In addition, Parker observed that in March OSHA launched a COVID-19 enforcement initiative to focus on evaluating and ensuring the readiness of hospitals and skilled nursing care facilities to protect workers in the event of surges in COVID-19 patients.
“While COVID-19 remains a priority, we are also looking ahead to ensure workers in the highest risk workplaces are protected against future infectious disease outbreaks and pandemics,” Parker said. “Those efforts include developing an infectious disease standard to ensure healthcare workers are protected in future pandemics and developing infectious disease preparedness training so all workplaces can be more prepared.”
Attorneys for the Seyfarth Shaw law firm commented that “employers may be happy to hear that OSHA is not planning to propose a permanent COVID-19 vaccinate-or-test regulation similar to the ETS stayed by the U.S. Supreme Court on Jan. 13, 2022.”
Parker also took his testimony as an opportunity to inform the representatives about some of OSHA’s other top priorities for the near future. These include a new indoor and outdoor heat standard, addressing workplace violence in healthcare, and bolstering recordkeeping regulations.
He also thanked the members of the Education and Labor Committee for providing more than $100 million in supplemental funding through the American Rescue Plan legislation that he said will help support and strengthen OSHA’s enforcement and regulatory efforts, which he said lacked needed resources during the Trump administration.
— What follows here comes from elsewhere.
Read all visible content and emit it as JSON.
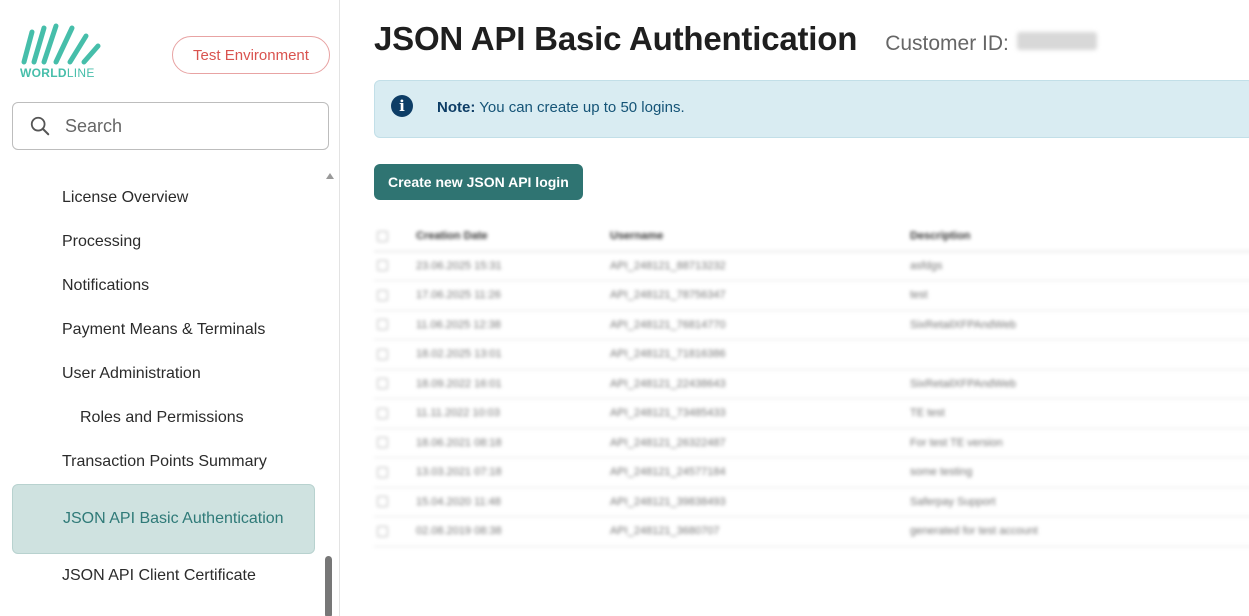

Parker informed the committee that his agency also is working to expand and diversify its staff through recruitment and workforce development and is preparing to pilot an apprenticeship program to develop safety technicians into future inspectors. He also said OSHA has launched new intensive leadership training to ensure that it has a pipeline of future senior managers “equipped to make OSHA a more resilient, innovative and effective agency.”